Businesses often claim that training and development are top priorities, and their budgets reflect that. According to the 2019 ATD State of the Industry report, the average participating organization in 2018 had direct learning expenditures of $1299 per employee, with those employees in turn dedicating 34 hours of their time to this formal learning.
Companies clearly believe that the benefits of training and development are more than enough to balance out the costs. But, as you build those programs for your own employees, the most important first step is determining what you want the benefits to be. Only then can you move forward in making the most of your budget by crafting worthwhile development paths and choosing the best tools to support your needs.
Training employees involves a lot more than gathering everybody for a few mandatory sessions a year. A valuable development program instead takes into account the needs of both the employees and the organization. Flexibility is key, with regular evaluations to ensure that trainings have not become outdated or obsolete.
Technology can also play an important role in supporting a company’s employee development strategies. For example, response technology like TurningPoint allows instructors to ask interactive questions throughout live trainings, while participants answer using their own cell phones, tablets or computers. This kind of interaction helps to keep everyone’s attention, provides valuable assessment data for the instructor and offers a means of tracking who has successfully completed which trainings.
You may also want to invest in solutions that allow for asynchronous training that employees can complete at times most convenient for them.
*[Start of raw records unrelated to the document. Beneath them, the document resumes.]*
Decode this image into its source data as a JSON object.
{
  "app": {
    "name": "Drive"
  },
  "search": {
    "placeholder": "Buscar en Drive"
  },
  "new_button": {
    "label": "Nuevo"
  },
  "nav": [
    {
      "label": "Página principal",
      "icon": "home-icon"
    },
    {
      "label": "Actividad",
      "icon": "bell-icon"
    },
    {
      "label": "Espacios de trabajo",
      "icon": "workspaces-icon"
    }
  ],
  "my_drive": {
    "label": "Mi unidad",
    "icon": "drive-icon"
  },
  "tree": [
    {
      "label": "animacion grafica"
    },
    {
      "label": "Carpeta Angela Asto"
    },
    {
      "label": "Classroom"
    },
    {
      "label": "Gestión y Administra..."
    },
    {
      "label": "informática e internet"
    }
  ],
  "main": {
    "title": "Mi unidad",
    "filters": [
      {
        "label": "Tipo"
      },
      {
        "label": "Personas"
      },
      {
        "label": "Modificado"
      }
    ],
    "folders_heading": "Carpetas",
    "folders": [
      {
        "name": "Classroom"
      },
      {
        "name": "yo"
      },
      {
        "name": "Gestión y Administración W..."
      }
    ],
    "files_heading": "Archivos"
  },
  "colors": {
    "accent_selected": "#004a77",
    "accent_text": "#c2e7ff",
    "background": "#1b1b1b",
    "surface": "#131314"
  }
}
This fits well into a world where we are increasingly used to having knowledge at our fingertips. Learning platforms, including Learning Management Systems both simple and robust, are essential if you want to go down this path. TurningPoint’s web platform, which offers the ability to share interactive questions asynchronously while tracking results online, also provides support for this type of learning.
- Employee recruitment
- Employee engagement
- Company-wide alignment with mission and vision
- Closing skills gaps
- Building a leadership pipeline
- Employee retention
Job postings often garner dozens, even hundreds of resumes. But how can you be sure that you are attracting top talent? One piece of the puzzle is ensuring that you provide strong support for professional development with both internal programs and external educational opportunities.
In fact, according to a recent Gallup poll, 45 percent of millennials – now the largest generation in the U.S. labor force – said that “a job that accelerates their professional and career development is ‘very’ important to them.” Being able to show a potential recruit what your organization has to offer regarding personal and professional growth makes a job more attractive, and communicates right from the start how much you value your employees.
Only one-third of U.S. employees are engaged at work according to Gallup. That is a startling number, and one that many employers are striving to improve. That same Gallup report indicates that highly engaged organizations “have well-defined and comprehensive development programs for leaders and managers, and they focus on the development of individuals and teams.”
In that way, training becomes a means of improving not only engagement, but performance as well. Similarly, ensuring that the trainings themselves address topics valuable to your employees, and that they are engaging learning experiences in their own right, are vital to improving engagement through training.
Orientation is a great place to introduce new employees to the values and goals that drive your company. However, it doesn’t stop there. Every training opportunity should in some way reinforce and support the mission and strategic goals that drive your company, from mandatory sexual harassment prevention and safety trainings to unique departmental or individual educational experiences.
It helps when employees understand exactly how every step of the journey is working to enhance not only their personal development, but also the success of the company as a whole. Further, well-considered development programs are themselves a good example of a company living its mission. Everyone says that they value their employees and want them to grow as professionals. This is one way to demonstrate just how true that is.
Traditionally seen as the primary reason for the importance of training and development, this is still a big driver when building a company-wide training program. Once you do a skills inventory to determine what skill sets your employees bring to the table, and what gaps exist across your organization, the next step is to fill those gaps with educational trainings that will prepare your workforce for success in today’s landscape and in meeting the challenges of the future.
They say to dress for the job you want, not the job you have. The same is true when it comes to professional development, at least in principle. Beyond just building skills that employees need in their current jobs, a development program can help to prepare them for future roles as they advance in their careers.
According to ATD, managerial and supervisory employee development has comprised the highest percentage of organizational learning portfolios for the past several years. That makes sense, since offering management and leadership training topics – including communications, finance, project management and compliance, to name a few – along with mentoring opportunities provides personal growth to your employees, and puts your organization in good stead with strong leadership for years to come.
All of these factors play into whether employees want to stay or if they are eager to pursue career paths elsewhere. By acknowledging the importance of training and development for employees, and putting that priority into practice, you can cultivate an engaged workforce and a vibrant company culture that is a place where people are excited to work.